Page and application data records
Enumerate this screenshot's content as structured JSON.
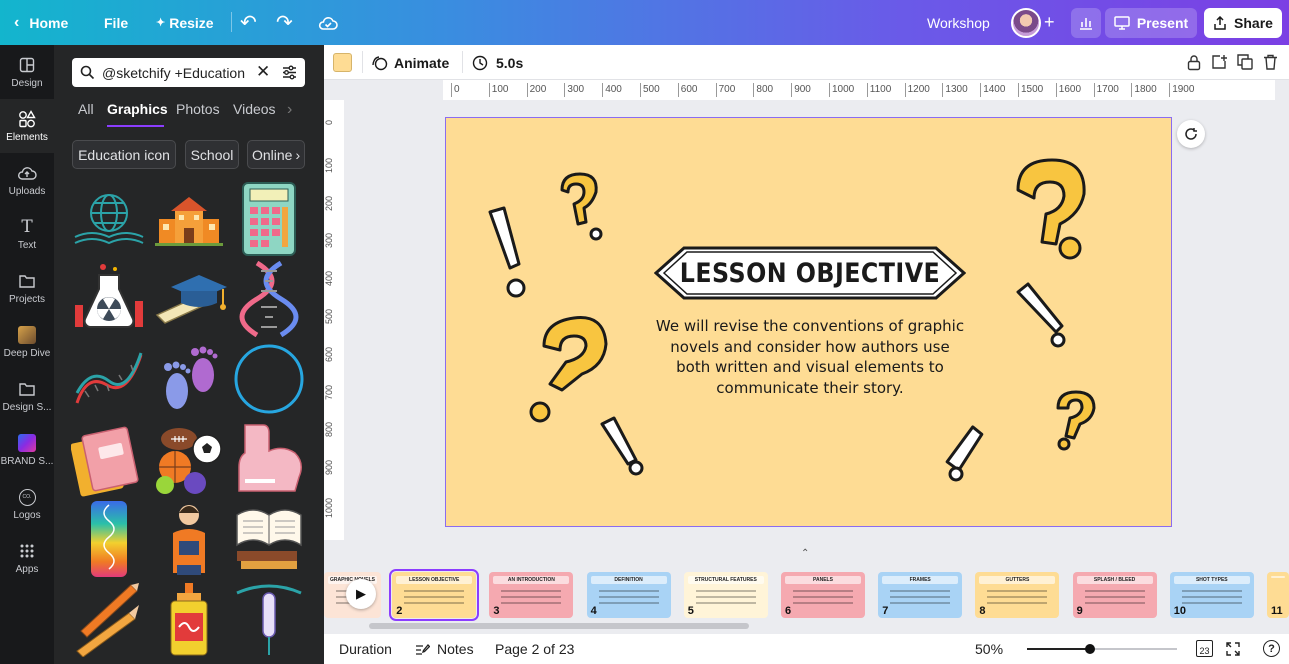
{
  "topbar": {
    "home_label": "Home",
    "file_label": "File",
    "resize_label": "Resize",
    "title": "Workshop",
    "present_label": "Present",
    "share_label": "Share"
  },
  "rail": {
    "items": [
      {
        "label": "Design",
        "icon": "layout-icon"
      },
      {
        "label": "Elements",
        "icon": "shapes-icon"
      },
      {
        "label": "Uploads",
        "icon": "cloud-upload-icon"
      },
      {
        "label": "Text",
        "icon": "text-icon"
      },
      {
        "label": "Projects",
        "icon": "folder-icon"
      },
      {
        "label": "Deep Dive",
        "icon": "app-thumbnail-icon"
      },
      {
        "label": "Design S...",
        "icon": "folder-icon"
      },
      {
        "label": "BRAND S...",
        "icon": "brand-gradient-icon"
      },
      {
        "label": "Logos",
        "icon": "logo-badge-icon"
      },
      {
        "label": "Apps",
        "icon": "apps-grid-icon"
      }
    ]
  },
  "panel": {
    "search_value": "@sketchify +Education",
    "tabs": [
      "All",
      "Graphics",
      "Photos",
      "Videos"
    ],
    "active_tab": "Graphics",
    "chips": [
      "Education icon",
      "School",
      "Online"
    ]
  },
  "toolbar": {
    "color": "#fedc94",
    "animate_label": "Animate",
    "duration_label": "5.0s"
  },
  "rulers": {
    "h": [
      "0",
      "100",
      "200",
      "300",
      "400",
      "500",
      "600",
      "700",
      "800",
      "900",
      "1000",
      "1100",
      "1200",
      "1300",
      "1400",
      "1500",
      "1600",
      "1700",
      "1800",
      "1900"
    ],
    "v": [
      "0",
      "100",
      "200",
      "300",
      "400",
      "500",
      "600",
      "700",
      "800",
      "900",
      "1000"
    ]
  },
  "slide": {
    "background": "#fedc94",
    "title": "LESSON OBJECTIVE",
    "body_lines": [
      "We will revise the conventions of graphic",
      "novels and consider how authors use",
      "both written and visual elements to",
      "communicate their story."
    ]
  },
  "filmstrip": {
    "pages": [
      {
        "n": "",
        "label": "GRAPHIC NOVELS",
        "color": "#fce4d6"
      },
      {
        "n": "2",
        "label": "LESSON OBJECTIVE",
        "color": "#fedc94"
      },
      {
        "n": "3",
        "label": "AN INTRODUCTION",
        "color": "#f5a9b0"
      },
      {
        "n": "4",
        "label": "DEFINITION",
        "color": "#a9d3f5"
      },
      {
        "n": "5",
        "label": "STRUCTURAL FEATURES",
        "color": "#fff4d8"
      },
      {
        "n": "6",
        "label": "PANELS",
        "color": "#f5a9b0"
      },
      {
        "n": "7",
        "label": "FRAMES",
        "color": "#a9d3f5"
      },
      {
        "n": "8",
        "label": "GUTTERS",
        "color": "#fedc94"
      },
      {
        "n": "9",
        "label": "SPLASH / BLEED",
        "color": "#f5a9b0"
      },
      {
        "n": "10",
        "label": "SHOT TYPES",
        "color": "#a9d3f5"
      },
      {
        "n": "11",
        "label": "",
        "color": "#fedc94"
      }
    ]
  },
  "bottom": {
    "duration_label": "Duration",
    "notes_label": "Notes",
    "page_label": "Page 2 of 23",
    "zoom_label": "50%",
    "page_count": "23",
    "zoom_fraction": 0.42
  },
  "colors": {
    "accent": "#8b3dff",
    "panel_bg": "#252627",
    "rail_bg": "#18191b"
  }
}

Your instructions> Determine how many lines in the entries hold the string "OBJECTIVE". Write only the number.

Result> 2